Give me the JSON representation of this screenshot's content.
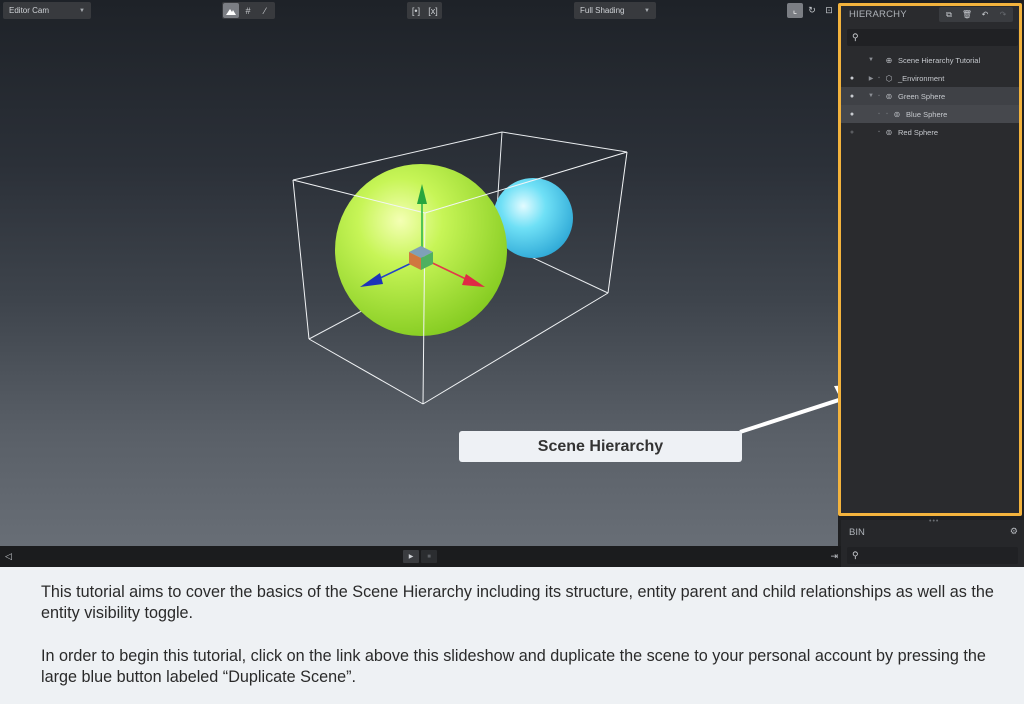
{
  "toolbar": {
    "camera": "Editor Cam",
    "shading": "Full Shading",
    "center_left": "[•]",
    "center_right": "[x]"
  },
  "hierarchy": {
    "title": "HIERARCHY",
    "items": [
      {
        "label": "Scene Hierarchy Tutorial",
        "icon": "globe-icon"
      },
      {
        "label": "_Environment",
        "icon": "hexagon-icon",
        "visible": true
      },
      {
        "label": "Green Sphere",
        "icon": "entity-icon",
        "visible": true
      },
      {
        "label": "Blue Sphere",
        "icon": "entity-icon",
        "visible": true
      },
      {
        "label": "Red Sphere",
        "icon": "entity-icon",
        "visible": false
      }
    ]
  },
  "bin": {
    "title": "BIN"
  },
  "callout": {
    "label": "Scene Hierarchy"
  },
  "description": {
    "p1": "This tutorial aims to cover the basics of the Scene Hierarchy including its structure, entity parent and child relationships as well as the entity visibility toggle.",
    "p2": "In order to begin this tutorial, click on the link above this slideshow and duplicate the scene to your personal account by pressing the large blue button labeled “Duplicate Scene”."
  },
  "colors": {
    "highlight_border": "#f3b33d",
    "green_sphere": "#b8f04a",
    "blue_sphere": "#5ad8f2"
  }
}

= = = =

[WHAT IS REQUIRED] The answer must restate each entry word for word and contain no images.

[ANSWER BELOW]
Give me the JSON representation of this screenshot's content.
{
  "toolbar": {
    "camera": "Editor Cam",
    "shading": "Full Shading",
    "center_left": "[•]",
    "center_right": "[x]"
  },
  "hierarchy": {
    "title": "HIERARCHY",
    "items": [
      {
        "label": "Scene Hierarchy Tutorial",
        "icon": "globe-icon"
      },
      {
        "label": "_Environment",
        "icon": "hexagon-icon",
        "visible": true
      },
      {
        "label": "Green Sphere",
        "icon": "entity-icon",
        "visible": true
      },
      {
        "label": "Blue Sphere",
        "icon": "entity-icon",
        "visible": true
      },
      {
        "label": "Red Sphere",
        "icon": "entity-icon",
        "visible": false
      }
    ]
  },
  "bin": {
    "title": "BIN"
  },
  "callout": {
    "label": "Scene Hierarchy"
  },
  "description": {
    "p1": "This tutorial aims to cover the basics of the Scene Hierarchy including its structure, entity parent and child relationships as well as the entity visibility toggle.",
    "p2": "In order to begin this tutorial, click on the link above this slideshow and duplicate the scene to your personal account by pressing the large blue button labeled “Duplicate Scene”."
  },
  "colors": {
    "highlight_border": "#f3b33d",
    "green_sphere": "#b8f04a",
    "blue_sphere": "#5ad8f2"
  }
}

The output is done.